**Your objective:**
Answer with only the number of lines below where "Sustainable" appears.

**Source data:**
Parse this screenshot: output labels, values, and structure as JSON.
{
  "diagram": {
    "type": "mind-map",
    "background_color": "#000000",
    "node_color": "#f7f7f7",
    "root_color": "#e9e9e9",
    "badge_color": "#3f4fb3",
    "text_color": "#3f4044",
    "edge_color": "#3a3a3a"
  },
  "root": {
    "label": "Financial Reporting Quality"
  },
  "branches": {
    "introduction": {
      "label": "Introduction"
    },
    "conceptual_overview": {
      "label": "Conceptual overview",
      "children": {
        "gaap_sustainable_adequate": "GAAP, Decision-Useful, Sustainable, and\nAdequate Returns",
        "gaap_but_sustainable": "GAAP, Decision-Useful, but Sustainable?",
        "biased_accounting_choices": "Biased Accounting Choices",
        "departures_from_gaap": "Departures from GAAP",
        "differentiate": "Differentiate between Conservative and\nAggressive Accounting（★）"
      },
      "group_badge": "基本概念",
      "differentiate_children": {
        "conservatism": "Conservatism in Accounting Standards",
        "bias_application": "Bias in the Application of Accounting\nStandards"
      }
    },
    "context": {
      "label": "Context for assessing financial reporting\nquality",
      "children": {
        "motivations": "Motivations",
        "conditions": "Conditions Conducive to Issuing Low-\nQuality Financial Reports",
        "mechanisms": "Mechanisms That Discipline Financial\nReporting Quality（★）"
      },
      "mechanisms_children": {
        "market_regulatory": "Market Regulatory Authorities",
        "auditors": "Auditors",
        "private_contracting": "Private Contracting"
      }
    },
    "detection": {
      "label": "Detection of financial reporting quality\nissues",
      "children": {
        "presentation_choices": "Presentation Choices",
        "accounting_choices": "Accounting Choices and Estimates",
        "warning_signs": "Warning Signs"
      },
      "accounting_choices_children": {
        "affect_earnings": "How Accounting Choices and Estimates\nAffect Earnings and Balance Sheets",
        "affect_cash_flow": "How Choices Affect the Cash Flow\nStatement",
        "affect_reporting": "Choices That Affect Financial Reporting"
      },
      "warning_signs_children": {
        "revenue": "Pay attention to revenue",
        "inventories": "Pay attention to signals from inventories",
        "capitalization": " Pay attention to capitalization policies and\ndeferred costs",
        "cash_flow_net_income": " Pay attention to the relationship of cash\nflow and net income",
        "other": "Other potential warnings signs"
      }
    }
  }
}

**Result of the task:**
2